Almost two weeks after Justin Trudeau’s blackface scandal, the poll indicated that 34 per cent of decided voters would choose the Liberal Party — up two points from last week — while the NDP’s Jagmeet Singh remains at 15 per cent of the vote, same as last week.
“It’s really become a two-horse race,” said Darrell Bricker, president of Ipsos. “Consistently, the Conservatives are outpacing the Liberals.”
Bricker said he hasn’t seen an Ipsos poll in months where “we’ve actually had the Liberals ahead.”
“They’re not the front runners at the moment,” he said. “It’s a very close race obviously. But the Conservatives have consistently led the race since the beginning of the campaign.”
The small gains for both the Tories and Liberals come at the cost of the Green Party, down by four points — only 7 per cent of those surveyed said they would vote Green. The Bloc Québécois gained one point to 5 per cent, though their support in Quebec is 22 per cent (up by three points).
WATCH: Liberals, Conservatives in close race as Green support drops four points: Ipsos poll
“This has become a two-party race and it looks like it’s fairly frozen in time right now,” Bricker said.
The poll broke down support for each party by demographics, finding that the Conservatives and the Liberals are doing “equally well with women.”
The Liberals are at 34 per cent among women and among men, while the Conservatives are at 34 per cent among women and at 40 per cent among men.
“What we’re actually seeing is that the gender gap is actually hurting the Liberal Party and that’s with men,” Bricker said.
The Liberals appear popular among those aged 18 to 34 years, with 34 per cent of millennials indicating they would vote Liberal while 25 per cent chose Conservative. The NDP also received 25 per cent of support in this age group.

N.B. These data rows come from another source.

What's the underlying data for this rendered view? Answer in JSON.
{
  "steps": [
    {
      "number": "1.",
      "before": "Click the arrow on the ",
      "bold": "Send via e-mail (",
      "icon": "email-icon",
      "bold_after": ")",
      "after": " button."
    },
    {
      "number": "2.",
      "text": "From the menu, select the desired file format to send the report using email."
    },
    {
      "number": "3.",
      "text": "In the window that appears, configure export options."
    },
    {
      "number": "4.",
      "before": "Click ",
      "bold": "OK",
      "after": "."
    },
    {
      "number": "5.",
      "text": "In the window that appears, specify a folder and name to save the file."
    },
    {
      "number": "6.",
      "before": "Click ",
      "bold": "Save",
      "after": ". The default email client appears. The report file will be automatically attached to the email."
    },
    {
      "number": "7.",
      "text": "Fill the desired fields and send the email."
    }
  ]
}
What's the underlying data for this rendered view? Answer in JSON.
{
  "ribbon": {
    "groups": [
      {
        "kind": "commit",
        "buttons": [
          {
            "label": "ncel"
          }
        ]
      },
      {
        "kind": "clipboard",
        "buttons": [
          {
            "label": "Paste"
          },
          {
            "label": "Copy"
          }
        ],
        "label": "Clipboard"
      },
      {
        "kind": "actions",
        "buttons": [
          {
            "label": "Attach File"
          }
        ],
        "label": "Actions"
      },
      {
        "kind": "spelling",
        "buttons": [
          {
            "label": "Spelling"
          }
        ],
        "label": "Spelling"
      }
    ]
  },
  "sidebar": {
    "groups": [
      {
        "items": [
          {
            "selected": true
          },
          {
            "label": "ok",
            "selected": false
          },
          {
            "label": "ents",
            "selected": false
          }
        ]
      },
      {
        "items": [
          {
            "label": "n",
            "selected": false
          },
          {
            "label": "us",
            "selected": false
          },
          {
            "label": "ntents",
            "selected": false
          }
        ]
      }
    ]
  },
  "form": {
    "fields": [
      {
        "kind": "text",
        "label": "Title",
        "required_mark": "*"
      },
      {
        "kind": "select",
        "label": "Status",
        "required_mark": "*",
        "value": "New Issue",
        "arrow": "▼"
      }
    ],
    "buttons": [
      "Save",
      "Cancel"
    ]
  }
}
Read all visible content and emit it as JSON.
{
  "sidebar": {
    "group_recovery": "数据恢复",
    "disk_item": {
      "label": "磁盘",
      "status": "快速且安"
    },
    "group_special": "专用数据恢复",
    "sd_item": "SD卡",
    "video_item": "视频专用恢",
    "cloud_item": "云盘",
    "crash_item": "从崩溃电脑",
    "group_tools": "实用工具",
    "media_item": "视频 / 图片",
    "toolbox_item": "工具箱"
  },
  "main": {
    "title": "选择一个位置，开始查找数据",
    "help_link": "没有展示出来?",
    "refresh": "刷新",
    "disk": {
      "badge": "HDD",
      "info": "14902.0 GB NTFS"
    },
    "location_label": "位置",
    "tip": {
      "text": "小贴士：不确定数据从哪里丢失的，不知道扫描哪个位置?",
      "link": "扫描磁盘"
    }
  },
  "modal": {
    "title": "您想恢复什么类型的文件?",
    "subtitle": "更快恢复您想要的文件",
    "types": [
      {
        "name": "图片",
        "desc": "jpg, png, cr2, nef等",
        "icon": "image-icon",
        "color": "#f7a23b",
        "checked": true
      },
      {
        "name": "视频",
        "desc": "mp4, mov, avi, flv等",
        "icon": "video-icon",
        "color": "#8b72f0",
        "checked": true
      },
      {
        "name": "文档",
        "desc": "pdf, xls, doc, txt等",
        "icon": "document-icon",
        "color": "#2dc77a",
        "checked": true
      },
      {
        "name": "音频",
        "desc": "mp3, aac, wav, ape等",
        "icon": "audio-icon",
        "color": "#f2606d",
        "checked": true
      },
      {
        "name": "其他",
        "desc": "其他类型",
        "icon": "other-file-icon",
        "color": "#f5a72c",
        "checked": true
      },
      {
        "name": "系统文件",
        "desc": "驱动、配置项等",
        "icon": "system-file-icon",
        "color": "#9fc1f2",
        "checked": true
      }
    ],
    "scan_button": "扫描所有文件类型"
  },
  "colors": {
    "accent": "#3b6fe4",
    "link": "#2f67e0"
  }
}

But that quickly changes among older voters, particularly boomers.
Among those 55 years and older — the group most likely to vote on election day — the poll showed that the Conservatives have 42 per cent of the vote while Liberals are at 35 per cent. Among voters 35 to 54 years of age, the Conservatives polled at 42 per cent — 10 points more than the Liberals (32 per cent).
WATCH: Federal parties target voters under 35 in effort to gain advantage in election
Bricker warned that younger voters “seem less enthusiastic about this election campaign than they did back in 2015.”
He also said it’s an “extremely tight” race in key provinces such as Ontario — “where the Liberals have a slight lead” — and B.C.
“It’s a very close race across the country,” he said, with the exception of western Canada, where the Tories are in a clear lead.
WATCH: Battleground of suburban ridings in Toronto area
“British Columbia aside, if you look at the Prairies, you can paint it almost all blue on election night,” Bricker said.
The poll shows that Trudeau’s Liberals (39 per cent) only have two points over the Tories (37 per cent) — essentially making it a tie in Ontario. A similar situation appears in B.C., where the Conservatives (35 per cent) are only one point ahead of the Liberals (34 per cent).
The incumbent party (35 per cent) is also seeing a smaller though still double-digit lead over other parties in Quebec, where the Tories are at 24 per cent, the Bloc at 22 per cent, and the NDP at 11 per cent.
The poll shows that the Conservatives are at 60 per cent support in Alberta, and 50 per cent in Saskatchewan/Manitoba while the Liberals are 14 per cent in Alberta and 23 per cent in Saskatchewan/Manitoba.
The Liberals are in a slow recovery from the blackface scandal from mid-September, Bricker said.
“If the Liberals were going to have a chance to recover, (the scandal) took away at least a week, I would say, from their opportunity to really sell their agenda to Canadians,” he said. “That’s allowed for the Conservatives to kind of quietly move along and continue with their lead.”
The poll showed that approval of the Trudeau Liberal government climbed up by three points to 43 per cent. Scheer and Trudeau are also tied when it comes to who would make the best prime minister — 33 per cent of those surveyed said Trudeau, and another 33 per cent picked Scheer.
The full data for this poll can be found here.
Exclusive Global News Ipsos polls are protected by copyright. The information and/or data may only be rebroadcast or republished with full and proper credit and attribution to “Global News Ipsos.” This poll was conducted between September 27 and 30, 2019, with a sample of 1,489 Canadians from Ipsos’ online panel. The precision of Ipsos online polls is measured using a credibility interval. This poll is accurate to within +/ – 2.9 percentage points, 19 times out of 20, had all Canadian adults been polled.